We start off with nerd royalty, Weird Al Yankovich. Mr.himself. He just won a grammy (his wasn’t even upstaged by Kanye West) and his last album debuted at #1 on the Billboard charts. But Weird Al has been . He was a music video trailblazer (remember ?) and he was satirizing pop culture long before The Onion and The Daily Show made it cool.
Take a listen as Weird Al geeks out with Kara over, explains why he released eight videos in eight days, and talks about the future of the music industry:
What can nerds possibly learn about intelligence from jocks? Turns out,.
According to science writer Annie Murphy Paul, research shows that “being physically fit, getting regular exercise, is the best thing you can do for your brain and you intelligence.” And the second best thing? Having an active social life. Which means if nerds want to increase their intellectual capital, they might have to stop researching theand start playing basketball with friends.
Here's more on how to get smarter, courtesy of
Drones. It’s not just nerds that care about them anymore. From the sci-fi realm ofin Stargate (and yes, that’s an actual reference; like I said, we’re nerds here at Innovation Hub) to possibly , they’re slowly moving .
And the FAA just announcedthat might move us closer to a world where drones are a part of everyday life. But before drones can bring us the latest George R. R. Martin novel (if it ever comes out), the FAA has to keep testing them. Ryan Delaney gives us a look at the privacy concerns and economic possibilities that drone testing has brought to upstate New York:
Now to a place where nerds rule like pasty, hoodie-wearing kings: Silicon Valley. hold for the geek ground zero?

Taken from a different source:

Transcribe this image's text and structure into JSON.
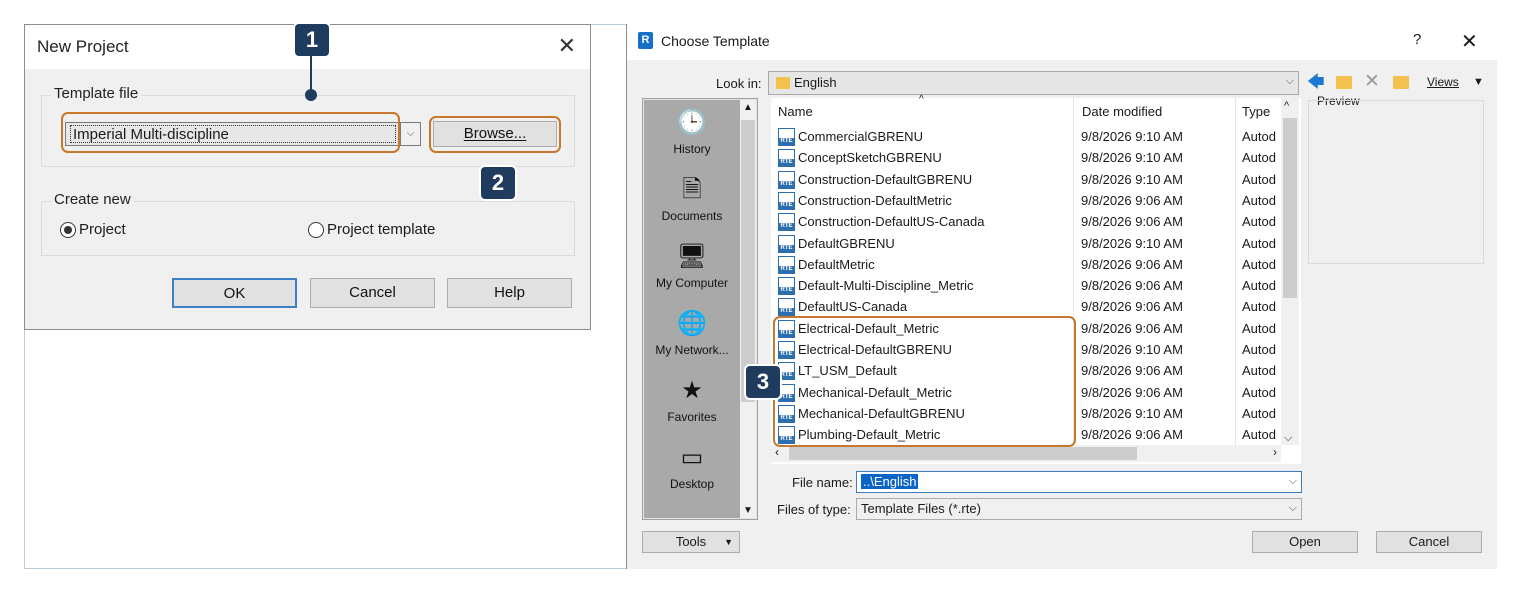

Roger McNamee, a high-profile Silicon Valley investor for over three decades, and Farhad Manjoo, tech writer for the New York Times, give us their perspective. Find out what technology’s going to look like in the coming decades from those who know it best: